Nate stirred, opened his door, looked down at my hand and said, “You want me to help you with that.”
“Yes. It’s OK, though,” I said, “there are a couple no-kill shelters in town. I’ll text you their information and you can bring him to one of those. I just need you to take care of him until then. He probably needs to eat (I assumed because he hadn’t stopped crying), but I have no milk or anything.”
“Fine,” Nate said, and I went to take my shower.
By the time I came downstairs to make my lunch, Nate had researched what to feed the kitten, “You can’t feed it milk, it needs kitten formula, and he needs a special bottle.” He informs me. “He also needs to be kept warm because he can’t regulate his body temperature yet.” I was impressed how Nate jumped into action, but had to get moving so I wouldn’t be late.
I checked around, and found the preferred shelter and texted that to Nate. Then I followed up with a phone call to ensure Nate got the information. “Well, he’s kind of growing on me...” was Nate’s response.

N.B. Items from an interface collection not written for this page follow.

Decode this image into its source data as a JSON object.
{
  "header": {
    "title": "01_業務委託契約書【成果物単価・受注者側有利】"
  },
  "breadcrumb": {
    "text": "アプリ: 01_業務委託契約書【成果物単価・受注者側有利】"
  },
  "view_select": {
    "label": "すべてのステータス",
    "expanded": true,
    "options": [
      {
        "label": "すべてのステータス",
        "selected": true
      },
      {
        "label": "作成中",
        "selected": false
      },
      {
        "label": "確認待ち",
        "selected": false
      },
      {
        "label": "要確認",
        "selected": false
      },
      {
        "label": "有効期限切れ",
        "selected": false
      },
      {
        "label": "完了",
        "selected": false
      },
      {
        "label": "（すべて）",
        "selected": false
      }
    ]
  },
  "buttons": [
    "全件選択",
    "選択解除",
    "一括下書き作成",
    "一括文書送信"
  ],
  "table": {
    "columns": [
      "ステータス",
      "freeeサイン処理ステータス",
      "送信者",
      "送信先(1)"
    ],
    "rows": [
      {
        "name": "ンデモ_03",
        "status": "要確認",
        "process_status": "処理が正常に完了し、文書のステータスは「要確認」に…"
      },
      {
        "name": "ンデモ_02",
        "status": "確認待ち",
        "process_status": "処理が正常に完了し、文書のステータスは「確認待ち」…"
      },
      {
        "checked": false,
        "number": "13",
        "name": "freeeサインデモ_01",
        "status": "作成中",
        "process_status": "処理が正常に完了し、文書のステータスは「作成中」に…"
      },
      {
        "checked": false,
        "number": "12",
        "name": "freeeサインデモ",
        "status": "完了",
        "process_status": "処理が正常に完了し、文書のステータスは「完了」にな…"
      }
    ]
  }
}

When my shift was done, I left as soon as I could so I could see how the little guy was doing. As I got into the kitchen, I saw that Nate had created a little nest out of a shoebox and a couple hand towels. “Cardboard is good because it retains heat.” Nate had also taken a couple of his socks and filled them with some dry pinto beans that we had. These, after microwaving for a minute each, served as the heat source. Nate had ruled out the heating pad because there was the risk of overheating the cat, plus the risk of fire. He had bought two tiny bottles to feed him with, as well as a container of formula that has to be kept in the refrigerator. He also found that we have to manually help the cat “express” his pee and poop by rubbing his “private parts”. Therefore, a station was set up in the living room with latex gloves, rags, a pee pad, Kleenex and wet wipes.
“I named him Neko,” Nate said, “it’s Japanese for Cat.”